• **Problem requirements**
Within the listing below, how many lines feature the word "skattefordel"? Reply with only that number.

[Start of Attachment]

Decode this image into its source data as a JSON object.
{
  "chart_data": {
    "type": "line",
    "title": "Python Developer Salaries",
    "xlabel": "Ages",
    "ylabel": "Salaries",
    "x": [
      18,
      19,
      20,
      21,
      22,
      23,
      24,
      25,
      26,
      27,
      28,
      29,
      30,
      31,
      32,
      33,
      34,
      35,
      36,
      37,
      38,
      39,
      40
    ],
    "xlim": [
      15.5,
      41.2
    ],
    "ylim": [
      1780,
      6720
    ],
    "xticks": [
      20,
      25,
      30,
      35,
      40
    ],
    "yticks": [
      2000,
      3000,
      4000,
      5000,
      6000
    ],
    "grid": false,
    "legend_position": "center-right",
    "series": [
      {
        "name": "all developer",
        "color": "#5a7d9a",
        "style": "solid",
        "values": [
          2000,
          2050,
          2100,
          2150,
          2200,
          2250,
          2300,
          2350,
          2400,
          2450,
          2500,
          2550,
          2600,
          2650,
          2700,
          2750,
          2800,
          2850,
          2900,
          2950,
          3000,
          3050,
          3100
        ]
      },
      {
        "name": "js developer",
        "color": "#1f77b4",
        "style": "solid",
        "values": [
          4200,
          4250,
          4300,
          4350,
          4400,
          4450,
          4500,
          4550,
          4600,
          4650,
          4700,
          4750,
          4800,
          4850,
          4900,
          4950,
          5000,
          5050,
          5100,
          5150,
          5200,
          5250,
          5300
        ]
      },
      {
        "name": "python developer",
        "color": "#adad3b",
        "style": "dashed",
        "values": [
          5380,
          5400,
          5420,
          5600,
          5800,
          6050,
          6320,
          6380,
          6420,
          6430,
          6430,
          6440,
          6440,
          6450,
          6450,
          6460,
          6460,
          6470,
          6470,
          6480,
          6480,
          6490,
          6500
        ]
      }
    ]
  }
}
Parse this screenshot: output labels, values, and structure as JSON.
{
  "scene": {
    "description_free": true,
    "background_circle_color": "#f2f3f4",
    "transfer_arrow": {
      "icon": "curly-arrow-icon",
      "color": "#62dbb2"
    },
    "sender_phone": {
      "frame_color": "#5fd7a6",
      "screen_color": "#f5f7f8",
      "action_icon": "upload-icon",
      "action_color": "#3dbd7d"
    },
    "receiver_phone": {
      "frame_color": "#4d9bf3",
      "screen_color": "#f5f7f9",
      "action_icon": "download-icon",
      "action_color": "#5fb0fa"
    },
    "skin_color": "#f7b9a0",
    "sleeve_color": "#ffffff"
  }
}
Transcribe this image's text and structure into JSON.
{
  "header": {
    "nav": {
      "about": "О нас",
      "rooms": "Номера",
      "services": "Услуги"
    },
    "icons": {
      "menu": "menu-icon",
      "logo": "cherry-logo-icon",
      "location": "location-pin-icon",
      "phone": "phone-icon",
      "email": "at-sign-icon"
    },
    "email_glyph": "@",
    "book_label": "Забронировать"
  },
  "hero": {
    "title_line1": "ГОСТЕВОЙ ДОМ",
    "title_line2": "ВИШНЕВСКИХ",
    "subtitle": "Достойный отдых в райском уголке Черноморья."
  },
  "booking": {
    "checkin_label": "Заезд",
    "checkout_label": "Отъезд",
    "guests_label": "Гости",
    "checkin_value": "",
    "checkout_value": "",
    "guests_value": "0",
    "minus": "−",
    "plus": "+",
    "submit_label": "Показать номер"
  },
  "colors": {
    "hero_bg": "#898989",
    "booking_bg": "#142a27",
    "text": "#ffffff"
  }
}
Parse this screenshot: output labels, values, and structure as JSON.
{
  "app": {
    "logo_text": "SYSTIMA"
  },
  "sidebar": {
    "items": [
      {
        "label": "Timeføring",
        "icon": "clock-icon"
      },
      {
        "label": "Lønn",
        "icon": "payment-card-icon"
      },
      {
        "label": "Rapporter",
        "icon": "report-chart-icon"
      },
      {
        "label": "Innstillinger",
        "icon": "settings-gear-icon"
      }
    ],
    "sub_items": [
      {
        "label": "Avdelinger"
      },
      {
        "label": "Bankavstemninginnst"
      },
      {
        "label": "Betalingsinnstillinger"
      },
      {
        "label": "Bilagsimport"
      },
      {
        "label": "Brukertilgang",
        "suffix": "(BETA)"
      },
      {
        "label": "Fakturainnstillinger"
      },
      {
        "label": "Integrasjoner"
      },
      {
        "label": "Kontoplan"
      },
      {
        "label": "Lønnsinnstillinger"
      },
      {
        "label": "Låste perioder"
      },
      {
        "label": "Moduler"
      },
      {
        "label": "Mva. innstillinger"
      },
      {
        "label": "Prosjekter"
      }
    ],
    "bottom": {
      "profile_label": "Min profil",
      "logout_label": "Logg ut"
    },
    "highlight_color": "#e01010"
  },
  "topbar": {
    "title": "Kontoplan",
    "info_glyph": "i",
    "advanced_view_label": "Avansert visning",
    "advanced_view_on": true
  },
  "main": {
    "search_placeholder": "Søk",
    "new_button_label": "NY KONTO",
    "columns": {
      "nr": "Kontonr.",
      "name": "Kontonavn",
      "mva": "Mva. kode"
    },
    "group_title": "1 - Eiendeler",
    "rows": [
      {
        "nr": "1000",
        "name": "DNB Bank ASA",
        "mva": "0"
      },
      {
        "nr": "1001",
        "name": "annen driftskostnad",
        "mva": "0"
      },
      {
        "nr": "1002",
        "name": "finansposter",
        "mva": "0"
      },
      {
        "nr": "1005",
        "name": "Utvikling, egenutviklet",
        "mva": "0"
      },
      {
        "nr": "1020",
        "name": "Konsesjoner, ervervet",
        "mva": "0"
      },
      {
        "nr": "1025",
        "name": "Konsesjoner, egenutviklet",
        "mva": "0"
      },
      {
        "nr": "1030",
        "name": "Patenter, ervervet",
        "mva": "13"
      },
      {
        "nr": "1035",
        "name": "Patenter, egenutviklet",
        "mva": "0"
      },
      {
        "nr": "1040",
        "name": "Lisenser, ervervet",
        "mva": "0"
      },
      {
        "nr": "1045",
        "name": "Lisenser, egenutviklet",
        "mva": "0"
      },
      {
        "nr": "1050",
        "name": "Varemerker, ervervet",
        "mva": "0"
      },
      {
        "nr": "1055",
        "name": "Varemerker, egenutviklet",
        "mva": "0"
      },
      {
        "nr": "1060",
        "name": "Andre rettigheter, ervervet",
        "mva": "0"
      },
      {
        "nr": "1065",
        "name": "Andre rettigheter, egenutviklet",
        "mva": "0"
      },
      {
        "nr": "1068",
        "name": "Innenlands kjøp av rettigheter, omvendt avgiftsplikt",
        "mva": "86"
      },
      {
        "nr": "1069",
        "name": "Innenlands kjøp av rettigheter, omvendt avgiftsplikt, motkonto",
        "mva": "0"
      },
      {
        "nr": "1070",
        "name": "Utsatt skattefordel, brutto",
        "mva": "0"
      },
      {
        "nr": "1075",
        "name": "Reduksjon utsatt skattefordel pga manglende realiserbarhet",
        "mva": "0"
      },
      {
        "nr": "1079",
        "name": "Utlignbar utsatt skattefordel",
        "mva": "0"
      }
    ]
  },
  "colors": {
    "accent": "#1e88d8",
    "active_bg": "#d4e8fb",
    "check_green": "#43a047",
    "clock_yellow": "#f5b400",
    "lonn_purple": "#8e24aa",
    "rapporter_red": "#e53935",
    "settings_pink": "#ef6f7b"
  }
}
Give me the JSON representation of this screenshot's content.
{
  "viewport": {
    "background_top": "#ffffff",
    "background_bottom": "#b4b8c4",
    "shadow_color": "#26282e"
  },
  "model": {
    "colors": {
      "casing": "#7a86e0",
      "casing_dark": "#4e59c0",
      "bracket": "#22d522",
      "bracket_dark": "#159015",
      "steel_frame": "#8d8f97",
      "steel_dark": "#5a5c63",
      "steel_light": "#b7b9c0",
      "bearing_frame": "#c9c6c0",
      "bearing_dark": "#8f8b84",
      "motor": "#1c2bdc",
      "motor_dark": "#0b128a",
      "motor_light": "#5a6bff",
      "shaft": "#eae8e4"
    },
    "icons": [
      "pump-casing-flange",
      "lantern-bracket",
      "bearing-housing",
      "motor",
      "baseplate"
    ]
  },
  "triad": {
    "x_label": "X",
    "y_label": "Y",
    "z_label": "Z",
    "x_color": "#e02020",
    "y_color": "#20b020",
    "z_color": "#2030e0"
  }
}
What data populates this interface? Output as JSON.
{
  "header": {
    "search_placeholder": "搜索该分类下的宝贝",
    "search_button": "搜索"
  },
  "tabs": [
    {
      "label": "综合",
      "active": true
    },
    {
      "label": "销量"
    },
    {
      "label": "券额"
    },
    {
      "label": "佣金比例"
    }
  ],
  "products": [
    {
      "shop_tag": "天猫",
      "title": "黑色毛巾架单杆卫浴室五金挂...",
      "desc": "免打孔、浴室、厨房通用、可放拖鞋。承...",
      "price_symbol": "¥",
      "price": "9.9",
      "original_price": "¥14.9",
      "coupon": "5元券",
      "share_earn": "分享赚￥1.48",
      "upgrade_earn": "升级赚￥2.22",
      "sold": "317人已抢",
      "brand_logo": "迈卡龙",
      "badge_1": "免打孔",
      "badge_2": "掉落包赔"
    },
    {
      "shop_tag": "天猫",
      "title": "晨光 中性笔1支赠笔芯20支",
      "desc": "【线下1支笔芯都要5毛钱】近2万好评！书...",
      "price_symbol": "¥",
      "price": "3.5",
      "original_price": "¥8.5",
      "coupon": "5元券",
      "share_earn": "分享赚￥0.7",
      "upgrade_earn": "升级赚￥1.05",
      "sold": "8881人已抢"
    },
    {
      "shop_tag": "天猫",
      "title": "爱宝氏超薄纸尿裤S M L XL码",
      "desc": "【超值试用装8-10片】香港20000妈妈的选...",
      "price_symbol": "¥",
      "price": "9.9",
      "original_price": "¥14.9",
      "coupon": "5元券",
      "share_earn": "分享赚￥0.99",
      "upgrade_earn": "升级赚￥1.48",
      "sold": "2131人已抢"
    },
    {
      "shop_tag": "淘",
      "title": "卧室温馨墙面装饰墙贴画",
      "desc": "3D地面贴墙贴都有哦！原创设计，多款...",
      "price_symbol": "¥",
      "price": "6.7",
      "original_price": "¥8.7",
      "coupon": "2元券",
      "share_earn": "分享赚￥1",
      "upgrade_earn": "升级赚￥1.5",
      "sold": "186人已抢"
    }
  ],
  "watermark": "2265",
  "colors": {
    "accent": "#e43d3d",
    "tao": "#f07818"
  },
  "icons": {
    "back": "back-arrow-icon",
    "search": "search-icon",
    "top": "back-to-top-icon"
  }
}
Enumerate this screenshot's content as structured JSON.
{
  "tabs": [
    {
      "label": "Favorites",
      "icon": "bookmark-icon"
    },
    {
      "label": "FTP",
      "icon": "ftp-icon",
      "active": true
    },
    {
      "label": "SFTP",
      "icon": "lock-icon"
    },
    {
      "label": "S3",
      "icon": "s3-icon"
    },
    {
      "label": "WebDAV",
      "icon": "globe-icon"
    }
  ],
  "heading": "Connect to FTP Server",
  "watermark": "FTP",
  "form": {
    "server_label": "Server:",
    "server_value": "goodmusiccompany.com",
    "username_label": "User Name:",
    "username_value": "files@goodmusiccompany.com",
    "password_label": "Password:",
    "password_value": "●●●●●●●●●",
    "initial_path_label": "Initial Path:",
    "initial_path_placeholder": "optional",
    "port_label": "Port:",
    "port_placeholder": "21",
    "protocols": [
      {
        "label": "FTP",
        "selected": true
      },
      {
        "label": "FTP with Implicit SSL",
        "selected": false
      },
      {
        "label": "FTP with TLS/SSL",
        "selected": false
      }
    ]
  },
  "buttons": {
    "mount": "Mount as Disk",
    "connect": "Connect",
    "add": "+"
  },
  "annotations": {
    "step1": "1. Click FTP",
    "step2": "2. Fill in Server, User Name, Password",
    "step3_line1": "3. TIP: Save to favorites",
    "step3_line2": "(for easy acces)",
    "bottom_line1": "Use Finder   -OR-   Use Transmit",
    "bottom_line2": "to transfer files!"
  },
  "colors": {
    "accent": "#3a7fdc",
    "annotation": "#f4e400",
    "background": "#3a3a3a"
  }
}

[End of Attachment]

• **Completed exercise**
3